-- DATA SUPPLIED follows --
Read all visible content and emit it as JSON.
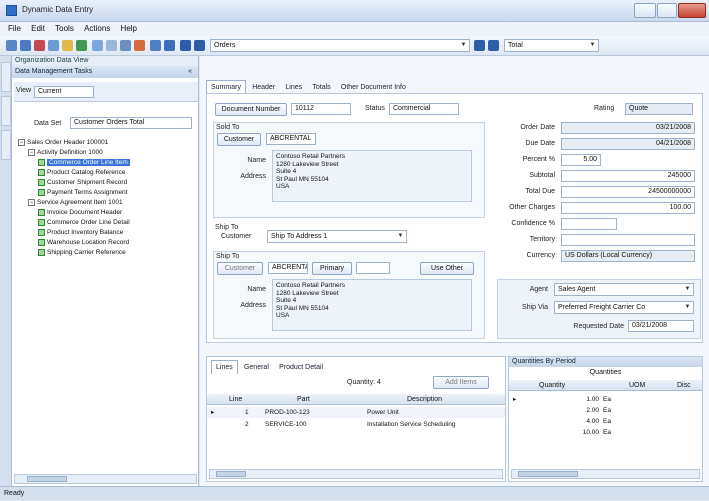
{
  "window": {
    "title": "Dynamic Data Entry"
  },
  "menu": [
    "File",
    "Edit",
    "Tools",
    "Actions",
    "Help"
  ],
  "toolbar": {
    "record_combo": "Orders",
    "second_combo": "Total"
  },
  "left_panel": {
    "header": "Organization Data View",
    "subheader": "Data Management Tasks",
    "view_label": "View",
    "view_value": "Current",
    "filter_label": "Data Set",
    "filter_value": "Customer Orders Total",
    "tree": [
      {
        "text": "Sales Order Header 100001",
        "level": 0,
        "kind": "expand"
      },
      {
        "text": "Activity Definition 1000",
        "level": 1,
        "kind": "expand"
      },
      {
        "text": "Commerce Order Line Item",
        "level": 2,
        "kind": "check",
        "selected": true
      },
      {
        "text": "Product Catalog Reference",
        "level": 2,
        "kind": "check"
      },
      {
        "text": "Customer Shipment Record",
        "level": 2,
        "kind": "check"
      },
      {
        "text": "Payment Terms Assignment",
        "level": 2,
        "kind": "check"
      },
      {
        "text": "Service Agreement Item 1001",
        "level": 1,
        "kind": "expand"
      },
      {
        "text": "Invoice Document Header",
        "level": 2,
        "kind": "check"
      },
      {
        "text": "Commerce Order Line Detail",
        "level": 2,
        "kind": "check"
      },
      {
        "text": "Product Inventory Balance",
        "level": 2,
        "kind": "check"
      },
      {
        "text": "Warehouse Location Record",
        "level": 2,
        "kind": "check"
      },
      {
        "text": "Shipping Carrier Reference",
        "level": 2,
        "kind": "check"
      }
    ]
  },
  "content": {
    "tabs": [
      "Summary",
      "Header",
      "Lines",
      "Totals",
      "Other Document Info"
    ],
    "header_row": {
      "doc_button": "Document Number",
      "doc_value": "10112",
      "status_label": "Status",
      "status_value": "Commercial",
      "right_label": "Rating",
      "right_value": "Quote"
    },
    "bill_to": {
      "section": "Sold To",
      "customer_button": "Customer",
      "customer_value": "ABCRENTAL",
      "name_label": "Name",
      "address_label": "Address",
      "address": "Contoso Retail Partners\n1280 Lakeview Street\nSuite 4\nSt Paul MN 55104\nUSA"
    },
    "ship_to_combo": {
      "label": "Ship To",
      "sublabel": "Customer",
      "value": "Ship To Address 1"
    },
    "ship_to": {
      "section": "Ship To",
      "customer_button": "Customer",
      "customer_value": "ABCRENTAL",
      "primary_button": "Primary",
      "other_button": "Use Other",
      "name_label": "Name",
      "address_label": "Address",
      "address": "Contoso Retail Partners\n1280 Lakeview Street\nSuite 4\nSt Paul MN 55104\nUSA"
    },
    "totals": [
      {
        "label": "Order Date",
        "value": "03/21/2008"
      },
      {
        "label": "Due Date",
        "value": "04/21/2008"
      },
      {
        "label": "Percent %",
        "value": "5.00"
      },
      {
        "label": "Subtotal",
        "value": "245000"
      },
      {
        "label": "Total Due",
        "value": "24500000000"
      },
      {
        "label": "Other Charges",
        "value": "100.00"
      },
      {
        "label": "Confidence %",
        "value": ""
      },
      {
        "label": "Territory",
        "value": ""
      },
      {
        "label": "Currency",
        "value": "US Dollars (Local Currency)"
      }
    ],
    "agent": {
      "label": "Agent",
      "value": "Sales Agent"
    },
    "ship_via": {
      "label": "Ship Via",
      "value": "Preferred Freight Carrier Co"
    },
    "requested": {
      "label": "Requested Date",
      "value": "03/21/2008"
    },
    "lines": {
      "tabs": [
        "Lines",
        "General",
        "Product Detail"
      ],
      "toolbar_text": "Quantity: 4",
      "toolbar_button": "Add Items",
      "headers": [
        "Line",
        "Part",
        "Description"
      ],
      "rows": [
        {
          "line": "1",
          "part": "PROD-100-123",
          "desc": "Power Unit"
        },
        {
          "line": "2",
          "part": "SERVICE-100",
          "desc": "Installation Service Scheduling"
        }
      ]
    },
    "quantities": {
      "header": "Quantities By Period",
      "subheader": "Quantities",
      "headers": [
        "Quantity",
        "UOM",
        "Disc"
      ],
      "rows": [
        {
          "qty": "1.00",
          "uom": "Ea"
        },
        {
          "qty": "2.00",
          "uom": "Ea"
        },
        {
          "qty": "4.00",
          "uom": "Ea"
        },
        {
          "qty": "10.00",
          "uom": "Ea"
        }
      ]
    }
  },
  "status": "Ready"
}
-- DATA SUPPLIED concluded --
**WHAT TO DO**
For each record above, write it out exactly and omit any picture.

**WRITTEN RESPONSE**
Read all visible content and emit it as JSON.
{
  "window": {
    "title": "Dynamic Data Entry"
  },
  "menu": [
    "File",
    "Edit",
    "Tools",
    "Actions",
    "Help"
  ],
  "toolbar": {
    "record_combo": "Orders",
    "second_combo": "Total"
  },
  "left_panel": {
    "header": "Organization Data View",
    "subheader": "Data Management Tasks",
    "view_label": "View",
    "view_value": "Current",
    "filter_label": "Data Set",
    "filter_value": "Customer Orders Total",
    "tree": [
      {
        "text": "Sales Order Header 100001",
        "level": 0,
        "kind": "expand"
      },
      {
        "text": "Activity Definition 1000",
        "level": 1,
        "kind": "expand"
      },
      {
        "text": "Commerce Order Line Item",
        "level": 2,
        "kind": "check",
        "selected": true
      },
      {
        "text": "Product Catalog Reference",
        "level": 2,
        "kind": "check"
      },
      {
        "text": "Customer Shipment Record",
        "level": 2,
        "kind": "check"
      },
      {
        "text": "Payment Terms Assignment",
        "level": 2,
        "kind": "check"
      },
      {
        "text": "Service Agreement Item 1001",
        "level": 1,
        "kind": "expand"
      },
      {
        "text": "Invoice Document Header",
        "level": 2,
        "kind": "check"
      },
      {
        "text": "Commerce Order Line Detail",
        "level": 2,
        "kind": "check"
      },
      {
        "text": "Product Inventory Balance",
        "level": 2,
        "kind": "check"
      },
      {
        "text": "Warehouse Location Record",
        "level": 2,
        "kind": "check"
      },
      {
        "text": "Shipping Carrier Reference",
        "level": 2,
        "kind": "check"
      }
    ]
  },
  "content": {
    "tabs": [
      "Summary",
      "Header",
      "Lines",
      "Totals",
      "Other Document Info"
    ],
    "header_row": {
      "doc_button": "Document Number",
      "doc_value": "10112",
      "status_label": "Status",
      "status_value": "Commercial",
      "right_label": "Rating",
      "right_value": "Quote"
    },
    "bill_to": {
      "section": "Sold To",
      "customer_button": "Customer",
      "customer_value": "ABCRENTAL",
      "name_label": "Name",
      "address_label": "Address",
      "address": "Contoso Retail Partners\n1280 Lakeview Street\nSuite 4\nSt Paul MN 55104\nUSA"
    },
    "ship_to_combo": {
      "label": "Ship To",
      "sublabel": "Customer",
      "value": "Ship To Address 1"
    },
    "ship_to": {
      "section": "Ship To",
      "customer_button": "Customer",
      "customer_value": "ABCRENTAL",
      "primary_button": "Primary",
      "other_button": "Use Other",
      "name_label": "Name",
      "address_label": "Address",
      "address": "Contoso Retail Partners\n1280 Lakeview Street\nSuite 4\nSt Paul MN 55104\nUSA"
    },
    "totals": [
      {
        "label": "Order Date",
        "value": "03/21/2008"
      },
      {
        "label": "Due Date",
        "value": "04/21/2008"
      },
      {
        "label": "Percent %",
        "value": "5.00"
      },
      {
        "label": "Subtotal",
        "value": "245000"
      },
      {
        "label": "Total Due",
        "value": "24500000000"
      },
      {
        "label": "Other Charges",
        "value": "100.00"
      },
      {
        "label": "Confidence %",
        "value": ""
      },
      {
        "label": "Territory",
        "value": ""
      },
      {
        "label": "Currency",
        "value": "US Dollars (Local Currency)"
      }
    ],
    "agent": {
      "label": "Agent",
      "value": "Sales Agent"
    },
    "ship_via": {
      "label": "Ship Via",
      "value": "Preferred Freight Carrier Co"
    },
    "requested": {
      "label": "Requested Date",
      "value": "03/21/2008"
    },
    "lines": {
      "tabs": [
        "Lines",
        "General",
        "Product Detail"
      ],
      "toolbar_text": "Quantity: 4",
      "toolbar_button": "Add Items",
      "headers": [
        "Line",
        "Part",
        "Description"
      ],
      "rows": [
        {
          "line": "1",
          "part": "PROD-100-123",
          "desc": "Power Unit"
        },
        {
          "line": "2",
          "part": "SERVICE-100",
          "desc": "Installation Service Scheduling"
        }
      ]
    },
    "quantities": {
      "header": "Quantities By Period",
      "subheader": "Quantities",
      "headers": [
        "Quantity",
        "UOM",
        "Disc"
      ],
      "rows": [
        {
          "qty": "1.00",
          "uom": "Ea"
        },
        {
          "qty": "2.00",
          "uom": "Ea"
        },
        {
          "qty": "4.00",
          "uom": "Ea"
        },
        {
          "qty": "10.00",
          "uom": "Ea"
        }
      ]
    }
  },
  "status": "Ready"
}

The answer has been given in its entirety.